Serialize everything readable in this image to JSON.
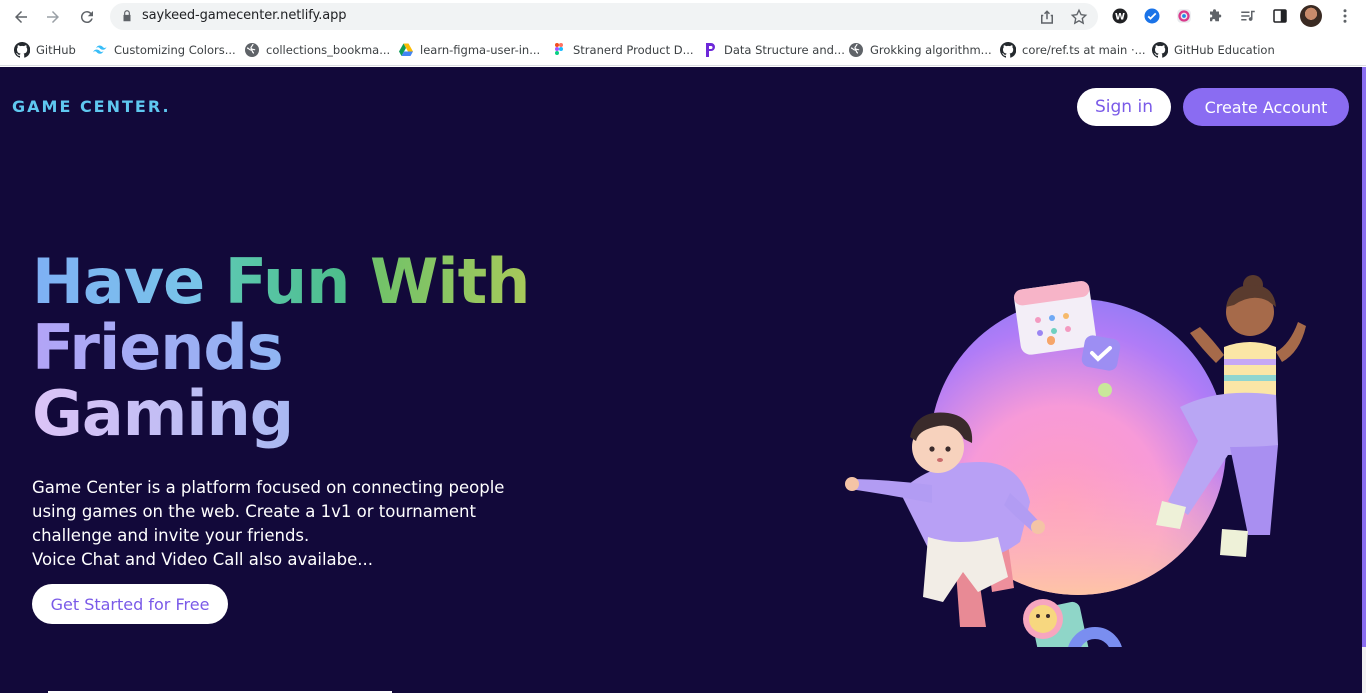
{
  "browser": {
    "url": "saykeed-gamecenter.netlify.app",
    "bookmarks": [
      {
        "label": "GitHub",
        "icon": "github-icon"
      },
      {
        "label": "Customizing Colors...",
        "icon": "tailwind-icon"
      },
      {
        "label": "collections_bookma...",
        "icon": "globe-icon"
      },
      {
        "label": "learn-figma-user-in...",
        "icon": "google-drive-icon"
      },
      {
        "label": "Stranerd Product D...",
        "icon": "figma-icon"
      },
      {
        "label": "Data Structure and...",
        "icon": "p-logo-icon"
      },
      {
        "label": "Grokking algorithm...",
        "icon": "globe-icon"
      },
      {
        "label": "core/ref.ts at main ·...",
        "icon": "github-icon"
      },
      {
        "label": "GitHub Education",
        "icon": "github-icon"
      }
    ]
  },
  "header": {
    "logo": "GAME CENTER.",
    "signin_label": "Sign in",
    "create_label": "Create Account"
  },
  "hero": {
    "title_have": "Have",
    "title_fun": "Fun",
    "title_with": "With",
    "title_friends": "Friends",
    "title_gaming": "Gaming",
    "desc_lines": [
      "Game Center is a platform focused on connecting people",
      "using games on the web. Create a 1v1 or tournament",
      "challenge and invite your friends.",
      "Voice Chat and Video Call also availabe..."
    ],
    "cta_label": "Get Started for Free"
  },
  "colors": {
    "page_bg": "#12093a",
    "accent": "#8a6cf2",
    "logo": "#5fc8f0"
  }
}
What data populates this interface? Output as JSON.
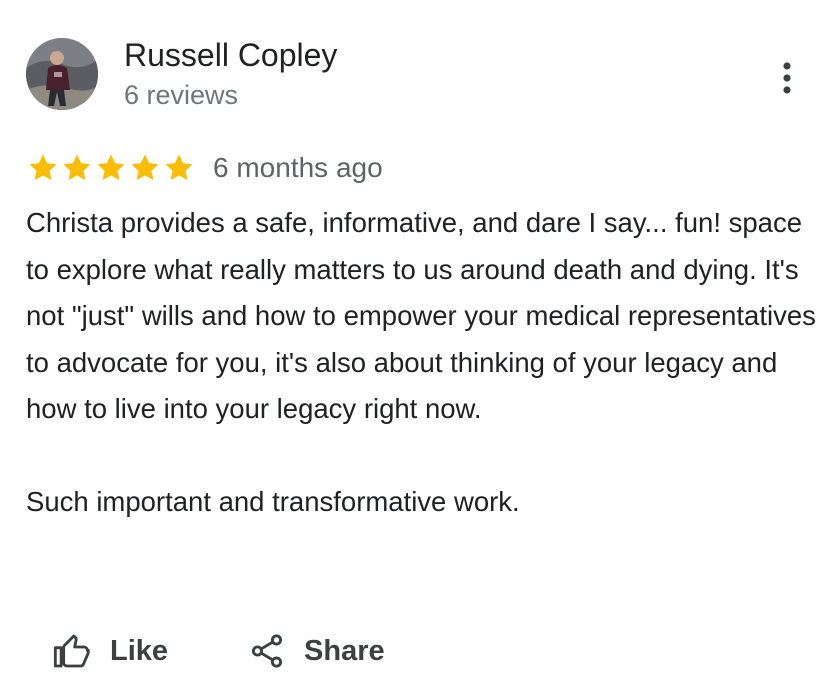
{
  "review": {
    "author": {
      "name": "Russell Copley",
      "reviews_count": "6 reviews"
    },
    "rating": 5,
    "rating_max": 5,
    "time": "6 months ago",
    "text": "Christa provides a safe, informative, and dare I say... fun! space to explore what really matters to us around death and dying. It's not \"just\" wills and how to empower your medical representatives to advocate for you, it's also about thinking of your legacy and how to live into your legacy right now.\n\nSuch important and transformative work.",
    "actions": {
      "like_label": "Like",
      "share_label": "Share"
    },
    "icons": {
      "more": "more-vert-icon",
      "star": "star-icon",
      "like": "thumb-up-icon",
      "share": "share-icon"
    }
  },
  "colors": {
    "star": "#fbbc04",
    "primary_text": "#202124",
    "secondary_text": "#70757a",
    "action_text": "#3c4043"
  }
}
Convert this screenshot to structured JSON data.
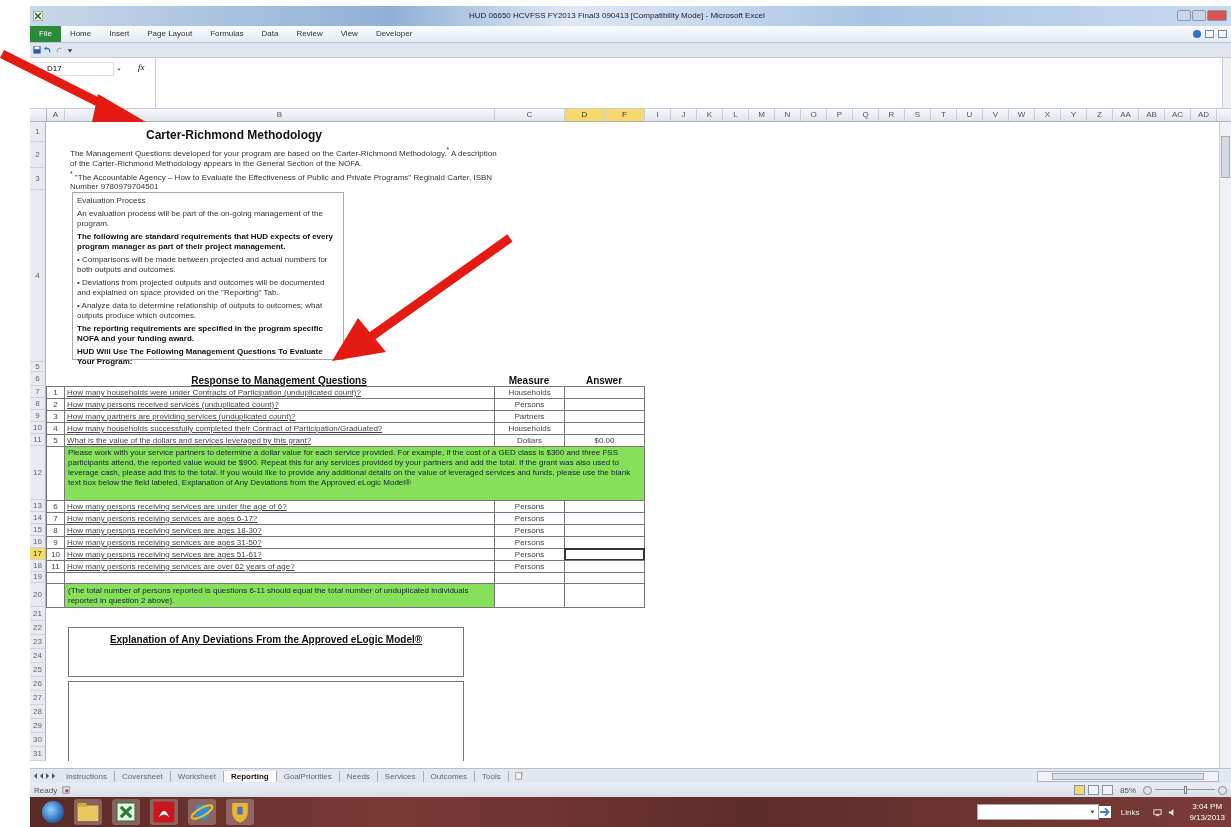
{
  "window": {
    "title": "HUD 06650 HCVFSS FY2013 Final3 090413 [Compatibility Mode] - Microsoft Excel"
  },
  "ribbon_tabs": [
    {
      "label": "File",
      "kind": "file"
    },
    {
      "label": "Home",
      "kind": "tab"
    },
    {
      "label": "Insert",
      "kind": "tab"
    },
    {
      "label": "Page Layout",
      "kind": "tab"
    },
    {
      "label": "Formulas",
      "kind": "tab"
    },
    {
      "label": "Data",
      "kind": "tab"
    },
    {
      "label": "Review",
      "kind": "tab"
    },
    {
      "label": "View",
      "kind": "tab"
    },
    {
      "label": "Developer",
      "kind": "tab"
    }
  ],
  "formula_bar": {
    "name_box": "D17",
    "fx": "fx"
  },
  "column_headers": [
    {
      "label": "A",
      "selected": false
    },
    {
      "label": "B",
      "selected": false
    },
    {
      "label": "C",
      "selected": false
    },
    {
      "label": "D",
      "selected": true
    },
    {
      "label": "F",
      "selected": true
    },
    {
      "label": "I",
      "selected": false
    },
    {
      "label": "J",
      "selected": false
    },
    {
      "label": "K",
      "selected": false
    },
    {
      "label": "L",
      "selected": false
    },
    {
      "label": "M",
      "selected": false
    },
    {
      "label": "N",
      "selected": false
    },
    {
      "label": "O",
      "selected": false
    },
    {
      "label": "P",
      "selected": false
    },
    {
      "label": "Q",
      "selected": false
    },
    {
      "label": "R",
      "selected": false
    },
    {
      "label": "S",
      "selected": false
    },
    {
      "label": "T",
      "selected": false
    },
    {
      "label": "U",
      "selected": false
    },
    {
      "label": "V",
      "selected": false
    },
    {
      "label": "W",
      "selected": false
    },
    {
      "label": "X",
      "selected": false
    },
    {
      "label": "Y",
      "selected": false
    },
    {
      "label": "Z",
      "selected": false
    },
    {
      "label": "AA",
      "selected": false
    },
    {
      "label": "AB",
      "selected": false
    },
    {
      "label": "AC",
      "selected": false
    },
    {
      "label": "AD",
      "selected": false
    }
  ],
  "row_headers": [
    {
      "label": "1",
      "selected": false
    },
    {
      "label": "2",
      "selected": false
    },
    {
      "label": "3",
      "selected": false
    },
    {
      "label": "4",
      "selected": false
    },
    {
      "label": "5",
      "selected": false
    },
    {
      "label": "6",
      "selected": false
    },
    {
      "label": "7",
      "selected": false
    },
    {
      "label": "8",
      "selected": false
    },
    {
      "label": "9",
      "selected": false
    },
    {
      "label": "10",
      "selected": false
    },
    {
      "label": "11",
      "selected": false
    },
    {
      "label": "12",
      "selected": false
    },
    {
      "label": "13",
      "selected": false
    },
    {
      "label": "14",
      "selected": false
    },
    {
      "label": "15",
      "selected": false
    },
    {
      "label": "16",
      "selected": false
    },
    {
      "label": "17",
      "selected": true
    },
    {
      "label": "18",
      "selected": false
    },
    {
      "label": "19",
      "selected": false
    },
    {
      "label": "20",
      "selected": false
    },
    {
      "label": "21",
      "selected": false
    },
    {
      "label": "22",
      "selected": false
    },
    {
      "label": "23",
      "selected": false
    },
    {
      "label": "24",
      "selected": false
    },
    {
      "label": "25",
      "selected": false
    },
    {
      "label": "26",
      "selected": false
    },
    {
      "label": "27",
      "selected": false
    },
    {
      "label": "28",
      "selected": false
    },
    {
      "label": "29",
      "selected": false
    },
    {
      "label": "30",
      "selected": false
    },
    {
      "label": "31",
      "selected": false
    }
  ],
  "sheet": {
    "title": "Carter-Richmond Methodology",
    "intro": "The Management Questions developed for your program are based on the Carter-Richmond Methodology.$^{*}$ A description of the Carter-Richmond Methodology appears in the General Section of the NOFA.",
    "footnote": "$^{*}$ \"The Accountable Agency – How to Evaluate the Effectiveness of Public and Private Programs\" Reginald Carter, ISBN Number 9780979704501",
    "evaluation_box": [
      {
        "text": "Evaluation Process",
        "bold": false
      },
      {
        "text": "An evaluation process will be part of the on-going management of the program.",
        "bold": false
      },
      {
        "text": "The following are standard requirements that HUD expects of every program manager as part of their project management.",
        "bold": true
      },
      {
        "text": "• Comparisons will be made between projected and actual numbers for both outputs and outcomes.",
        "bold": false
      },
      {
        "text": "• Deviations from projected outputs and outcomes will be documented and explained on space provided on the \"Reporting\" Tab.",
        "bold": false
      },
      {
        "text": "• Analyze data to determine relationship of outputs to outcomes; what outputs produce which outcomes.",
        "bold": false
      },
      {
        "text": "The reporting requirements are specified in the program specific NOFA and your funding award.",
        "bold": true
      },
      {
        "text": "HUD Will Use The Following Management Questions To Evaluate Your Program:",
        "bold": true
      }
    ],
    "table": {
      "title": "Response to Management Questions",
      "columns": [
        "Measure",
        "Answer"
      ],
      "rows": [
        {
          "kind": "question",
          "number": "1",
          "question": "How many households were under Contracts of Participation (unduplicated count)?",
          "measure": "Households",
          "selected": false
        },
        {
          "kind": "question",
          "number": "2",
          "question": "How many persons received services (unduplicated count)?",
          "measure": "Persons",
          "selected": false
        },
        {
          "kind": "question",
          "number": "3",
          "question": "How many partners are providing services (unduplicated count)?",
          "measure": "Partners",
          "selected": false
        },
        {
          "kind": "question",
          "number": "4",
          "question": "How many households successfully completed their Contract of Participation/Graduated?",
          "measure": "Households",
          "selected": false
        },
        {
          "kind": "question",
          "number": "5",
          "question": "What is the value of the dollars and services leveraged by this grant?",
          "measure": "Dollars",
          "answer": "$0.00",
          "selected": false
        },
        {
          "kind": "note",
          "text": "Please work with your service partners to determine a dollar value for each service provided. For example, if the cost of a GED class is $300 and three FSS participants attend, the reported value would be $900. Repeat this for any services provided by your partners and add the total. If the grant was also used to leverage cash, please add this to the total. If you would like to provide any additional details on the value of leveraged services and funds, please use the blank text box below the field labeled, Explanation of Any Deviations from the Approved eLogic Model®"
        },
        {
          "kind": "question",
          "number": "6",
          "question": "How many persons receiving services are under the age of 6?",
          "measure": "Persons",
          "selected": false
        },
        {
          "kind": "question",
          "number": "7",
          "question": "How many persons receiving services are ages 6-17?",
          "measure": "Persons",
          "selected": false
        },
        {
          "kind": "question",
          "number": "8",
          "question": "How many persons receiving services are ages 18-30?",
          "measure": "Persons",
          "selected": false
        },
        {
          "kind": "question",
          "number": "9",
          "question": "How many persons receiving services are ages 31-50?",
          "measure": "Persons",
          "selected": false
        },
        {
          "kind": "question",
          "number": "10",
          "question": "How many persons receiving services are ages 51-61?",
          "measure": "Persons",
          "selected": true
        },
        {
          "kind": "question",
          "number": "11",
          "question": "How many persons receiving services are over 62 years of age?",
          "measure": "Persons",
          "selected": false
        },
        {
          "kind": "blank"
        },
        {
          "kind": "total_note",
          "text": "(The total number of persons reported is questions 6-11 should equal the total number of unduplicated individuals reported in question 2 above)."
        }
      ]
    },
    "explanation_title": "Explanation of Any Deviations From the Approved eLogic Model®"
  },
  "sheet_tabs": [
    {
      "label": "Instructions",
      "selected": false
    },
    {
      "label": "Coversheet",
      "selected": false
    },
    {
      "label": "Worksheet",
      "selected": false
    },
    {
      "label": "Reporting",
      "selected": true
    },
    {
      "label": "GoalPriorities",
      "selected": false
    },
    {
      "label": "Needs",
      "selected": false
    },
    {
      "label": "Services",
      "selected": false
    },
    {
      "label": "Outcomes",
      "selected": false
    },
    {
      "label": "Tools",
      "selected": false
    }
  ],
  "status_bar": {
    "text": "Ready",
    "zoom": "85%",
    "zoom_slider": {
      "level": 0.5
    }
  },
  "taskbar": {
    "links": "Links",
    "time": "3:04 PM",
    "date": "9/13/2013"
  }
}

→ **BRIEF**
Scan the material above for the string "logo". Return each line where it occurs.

→ **THE ANSWER**
        "icon": "p-logo-icon"
    "logo": "GAME CENTER.",
    "logo": "#5fc8f0"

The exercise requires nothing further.